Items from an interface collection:
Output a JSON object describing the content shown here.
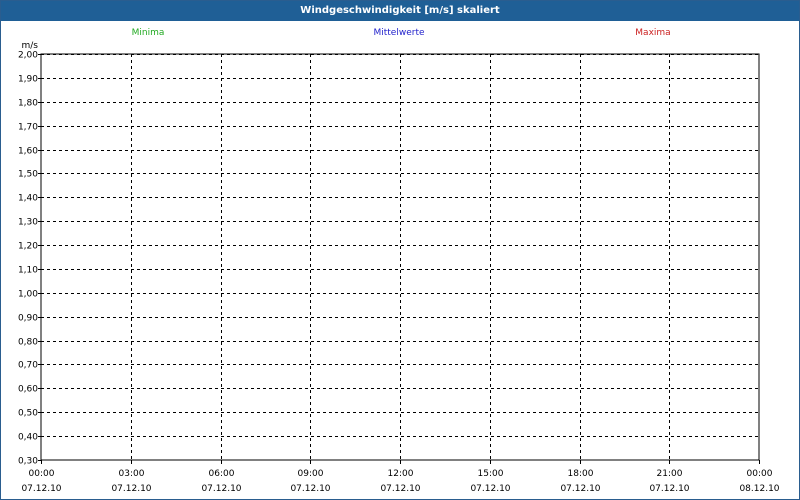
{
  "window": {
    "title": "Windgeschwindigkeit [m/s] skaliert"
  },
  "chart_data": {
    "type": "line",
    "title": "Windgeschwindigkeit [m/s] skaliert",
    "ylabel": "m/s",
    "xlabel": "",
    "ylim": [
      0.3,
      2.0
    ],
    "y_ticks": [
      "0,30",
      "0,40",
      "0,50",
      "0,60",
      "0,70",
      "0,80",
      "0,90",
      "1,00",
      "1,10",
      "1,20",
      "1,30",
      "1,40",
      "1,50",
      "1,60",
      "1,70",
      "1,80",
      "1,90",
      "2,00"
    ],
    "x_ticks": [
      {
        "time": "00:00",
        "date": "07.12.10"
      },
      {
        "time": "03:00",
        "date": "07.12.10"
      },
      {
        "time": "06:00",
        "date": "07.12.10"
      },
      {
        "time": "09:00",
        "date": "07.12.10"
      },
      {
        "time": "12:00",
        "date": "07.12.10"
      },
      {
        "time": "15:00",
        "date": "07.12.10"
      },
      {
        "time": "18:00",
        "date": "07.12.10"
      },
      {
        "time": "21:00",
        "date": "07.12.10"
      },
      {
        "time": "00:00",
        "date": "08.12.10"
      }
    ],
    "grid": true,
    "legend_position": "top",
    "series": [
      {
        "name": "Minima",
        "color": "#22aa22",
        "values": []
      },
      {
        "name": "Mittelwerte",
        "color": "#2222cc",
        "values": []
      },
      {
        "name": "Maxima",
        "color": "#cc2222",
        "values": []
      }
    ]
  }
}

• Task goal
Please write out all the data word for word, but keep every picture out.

• Reply to the exercise
Output a JSON object describing the content shown here.
{
  "window": {
    "title": "Windgeschwindigkeit [m/s] skaliert"
  },
  "chart_data": {
    "type": "line",
    "title": "Windgeschwindigkeit [m/s] skaliert",
    "ylabel": "m/s",
    "xlabel": "",
    "ylim": [
      0.3,
      2.0
    ],
    "y_ticks": [
      "0,30",
      "0,40",
      "0,50",
      "0,60",
      "0,70",
      "0,80",
      "0,90",
      "1,00",
      "1,10",
      "1,20",
      "1,30",
      "1,40",
      "1,50",
      "1,60",
      "1,70",
      "1,80",
      "1,90",
      "2,00"
    ],
    "x_ticks": [
      {
        "time": "00:00",
        "date": "07.12.10"
      },
      {
        "time": "03:00",
        "date": "07.12.10"
      },
      {
        "time": "06:00",
        "date": "07.12.10"
      },
      {
        "time": "09:00",
        "date": "07.12.10"
      },
      {
        "time": "12:00",
        "date": "07.12.10"
      },
      {
        "time": "15:00",
        "date": "07.12.10"
      },
      {
        "time": "18:00",
        "date": "07.12.10"
      },
      {
        "time": "21:00",
        "date": "07.12.10"
      },
      {
        "time": "00:00",
        "date": "08.12.10"
      }
    ],
    "grid": true,
    "legend_position": "top",
    "series": [
      {
        "name": "Minima",
        "color": "#22aa22",
        "values": []
      },
      {
        "name": "Mittelwerte",
        "color": "#2222cc",
        "values": []
      },
      {
        "name": "Maxima",
        "color": "#cc2222",
        "values": []
      }
    ]
  }
}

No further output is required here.